Dr. Chan, Hong Kong Chinese by birth, has been director-general of the World Health Organization since 2006. She made her reputation combatting the 1997 avian flu outbreak and the 2003 SARS outbreak.
She's the right woman in the right place at the right time.
She closed the World Health Assembly in Geneva today with a typically understated speech, calling the meeting "an exceptionally intense session." She has a way of making diplomatic language sound like straight talk.
She then took on the H1N1 threat directly. She called it "a very contagious virus" and "a subtle, sneaky virus." She then refused to call a pandemic, but indicated she might later if the science calls for it.

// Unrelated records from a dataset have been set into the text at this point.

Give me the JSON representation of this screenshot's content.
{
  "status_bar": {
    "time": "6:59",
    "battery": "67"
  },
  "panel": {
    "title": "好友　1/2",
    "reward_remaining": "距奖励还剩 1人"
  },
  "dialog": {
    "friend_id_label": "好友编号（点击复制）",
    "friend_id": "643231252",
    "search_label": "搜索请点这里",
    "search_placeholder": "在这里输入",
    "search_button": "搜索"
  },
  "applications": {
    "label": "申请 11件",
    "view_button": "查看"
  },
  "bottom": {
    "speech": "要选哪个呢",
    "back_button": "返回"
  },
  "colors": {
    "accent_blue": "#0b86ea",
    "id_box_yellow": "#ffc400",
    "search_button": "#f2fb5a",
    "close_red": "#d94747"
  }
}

Pure numbers indicate panic is rising worldwide. Despite intense efforts there is not yet a reliable vaccine. The virus spreads to new countries seemingly every day. There are not enough anti-virals in poor countries to contain a true pandemic.

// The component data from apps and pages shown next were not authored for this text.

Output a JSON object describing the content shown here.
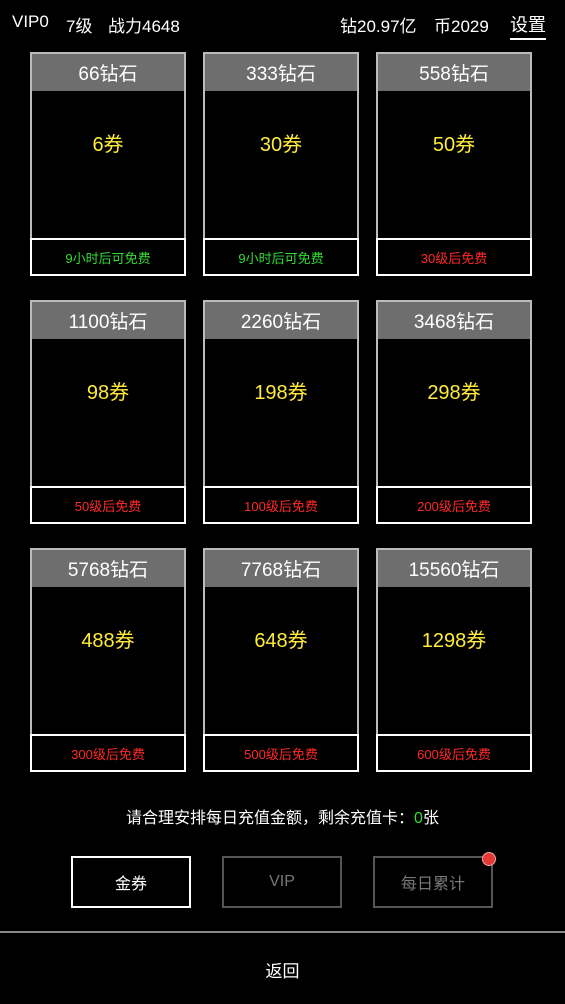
{
  "topbar": {
    "vip": "VIP0",
    "level": "7级",
    "power": "战力4648",
    "diamond": "钻20.97亿",
    "coin": "币2029",
    "settings": "设置"
  },
  "cards": [
    {
      "title": "66钻石",
      "price": "6券",
      "footer": "9小时后可免费",
      "footer_color": "green"
    },
    {
      "title": "333钻石",
      "price": "30券",
      "footer": "9小时后可免费",
      "footer_color": "green"
    },
    {
      "title": "558钻石",
      "price": "50券",
      "footer": "30级后免费",
      "footer_color": "red"
    },
    {
      "title": "1100钻石",
      "price": "98券",
      "footer": "50级后免费",
      "footer_color": "red"
    },
    {
      "title": "2260钻石",
      "price": "198券",
      "footer": "100级后免费",
      "footer_color": "red"
    },
    {
      "title": "3468钻石",
      "price": "298券",
      "footer": "200级后免费",
      "footer_color": "red"
    },
    {
      "title": "5768钻石",
      "price": "488券",
      "footer": "300级后免费",
      "footer_color": "red"
    },
    {
      "title": "7768钻石",
      "price": "648券",
      "footer": "500级后免费",
      "footer_color": "red"
    },
    {
      "title": "15560钻石",
      "price": "1298券",
      "footer": "600级后免费",
      "footer_color": "red"
    }
  ],
  "notice": {
    "prefix": "请合理安排每日充值金额，剩余充值卡：",
    "count": "0",
    "suffix": "张"
  },
  "tabs": {
    "gold": "金券",
    "vip": "VIP",
    "daily": "每日累计"
  },
  "back": "返回",
  "colors": {
    "green": "#33dd33",
    "red": "#ff2a2a",
    "price": "#ffeb3b",
    "header": "#6e6e6e"
  }
}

Because of the nature of the flu crisis, Dr. Chan becomes the first truly global leader with real power. Hers is a test case of whether such global leadership is possible.
In that the signs are hopeful. Dr. Chan's record in Hong Kong was to calm public panic and then take decisive action, slaughtering 1.5 million chickens against political opposition, and withstanding withering criticism in the case of SARS, on which she was cleared by an expert committee.

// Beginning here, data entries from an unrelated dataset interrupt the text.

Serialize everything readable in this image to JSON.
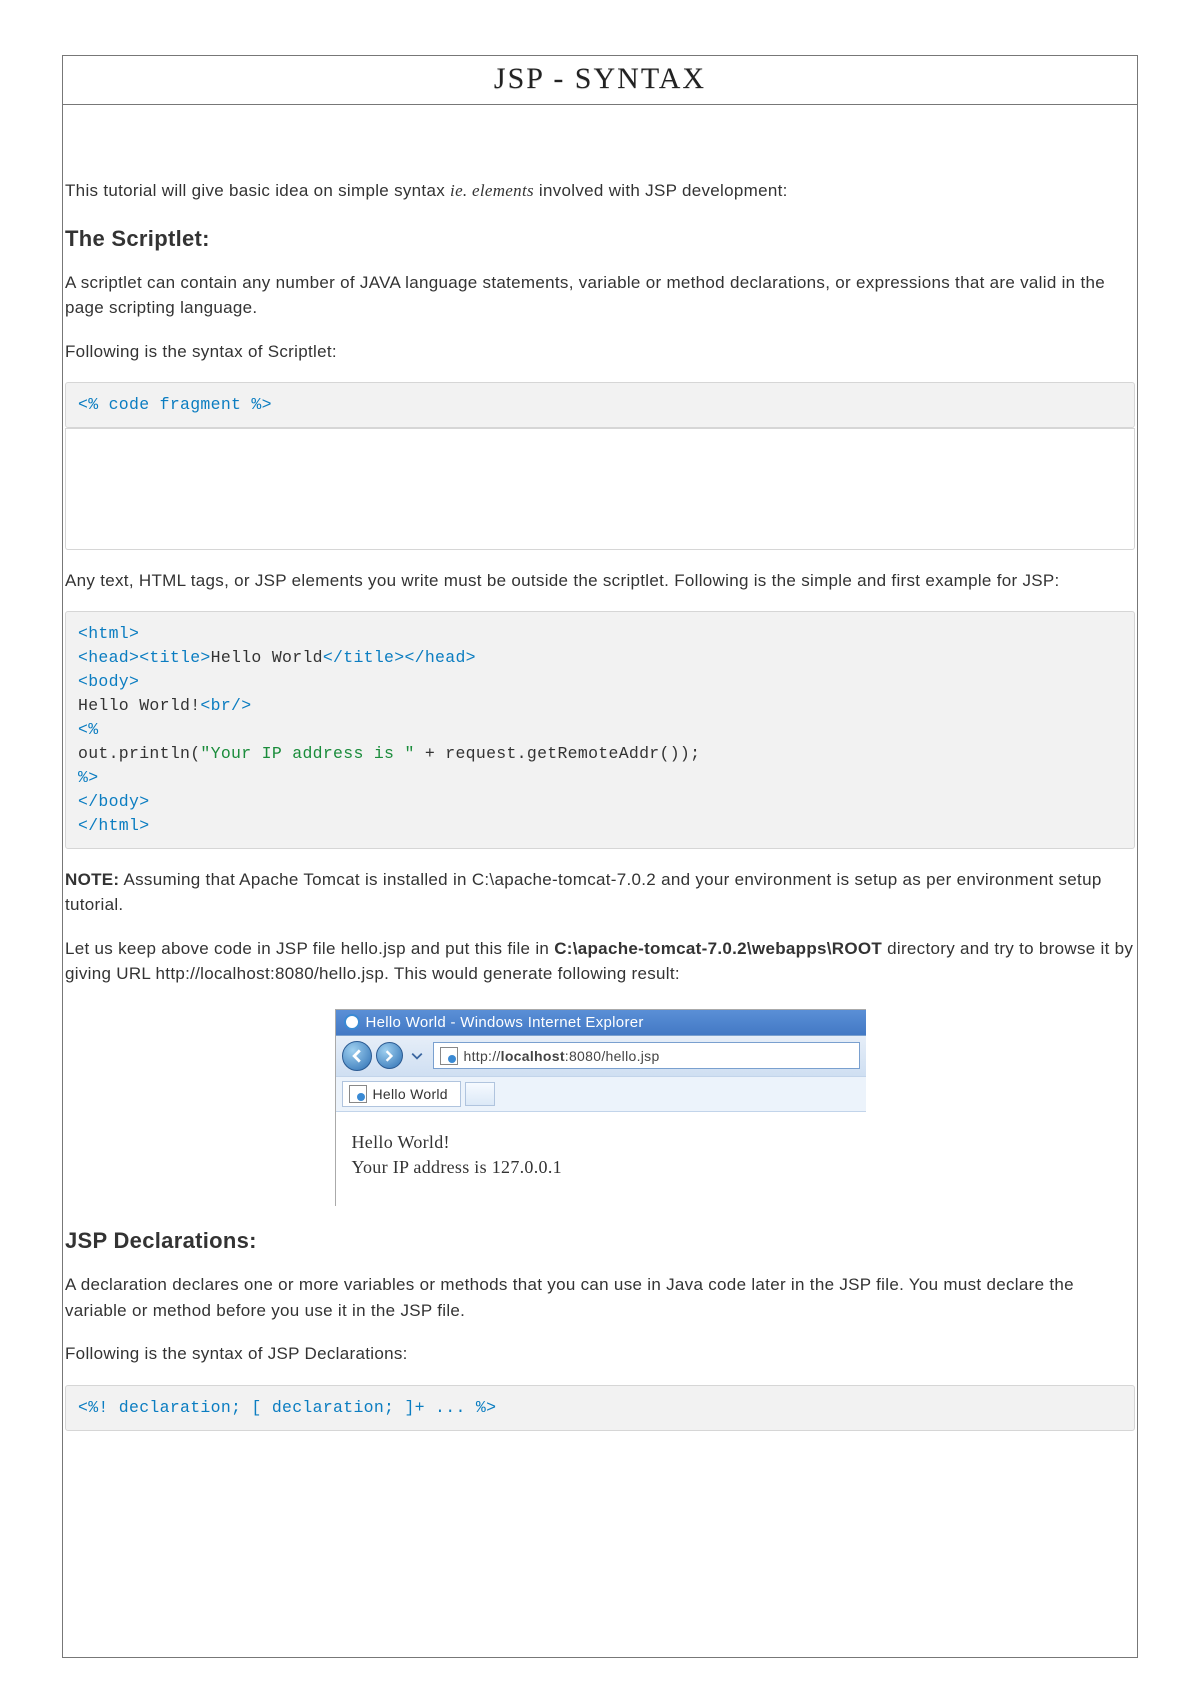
{
  "title": "JSP - SYNTAX",
  "intro_pre": "This tutorial will give basic idea on simple syntax ",
  "intro_italic": "ie. elements",
  "intro_post": " involved with JSP development:",
  "h_scriptlet": "The Scriptlet:",
  "p_scriptlet_1": "A scriptlet can contain any number of JAVA language statements, variable or method declarations, or expressions that are valid in the page scripting language.",
  "p_scriptlet_2": "Following is the syntax of Scriptlet:",
  "code_scriptlet": "<% code fragment %>",
  "p_scriptlet_3": "Any text, HTML tags, or JSP elements you write must be outside the scriptlet. Following is the simple and first example for JSP:",
  "code_hello": {
    "l1": "<html>",
    "l2a": "<head><title>",
    "l2b": "Hello World",
    "l2c": "</title></head>",
    "l3": "<body>",
    "l4a": "Hello World!",
    "l4b": "<br/>",
    "l5": "<%",
    "l6a": "out.println(",
    "l6b": "\"Your IP address is \"",
    "l6c": " + request.getRemoteAddr());",
    "l7": "%>",
    "l8": "</body>",
    "l9": "</html>"
  },
  "note_label": "NOTE:",
  "note_text": " Assuming that Apache Tomcat is installed in C:\\apache-tomcat-7.0.2 and your environment is setup as per environment setup tutorial.",
  "p_keepcode_pre": "Let us keep above code in JSP file hello.jsp and put this file in ",
  "p_keepcode_bold": "C:\\apache-tomcat-7.0.2\\webapps\\ROOT",
  "p_keepcode_post": " directory and try to browse it by giving URL http://localhost:8080/hello.jsp. This would generate following result:",
  "browser": {
    "title": "Hello World - Windows Internet Explorer",
    "url_pre": "http://",
    "url_bold": "localhost",
    "url_post": ":8080/hello.jsp",
    "tab": "Hello World",
    "out_line1": "Hello World!",
    "out_line2": "Your IP address is 127.0.0.1"
  },
  "h_decl": "JSP Declarations:",
  "p_decl_1": "A declaration declares one or more variables or methods that you can use in Java code later in the JSP file. You must declare the variable or method before you use it in the JSP file.",
  "p_decl_2": "Following is the syntax of JSP Declarations:",
  "code_decl": "<%! declaration; [ declaration; ]+ ... %>"
}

In the case of H1N1 she seems to be quieting the panic, listening to the science, and keeping her priorities in the right place, fighting the virus where it might do the most damage, namely the developing world, where it might then mutate to kill millions more.
It is ironic that our first global health officer is a Chinese. But so far I can't think of anyone, anywhere, who could be doing a better job. If that makes me a Chan fan so be it.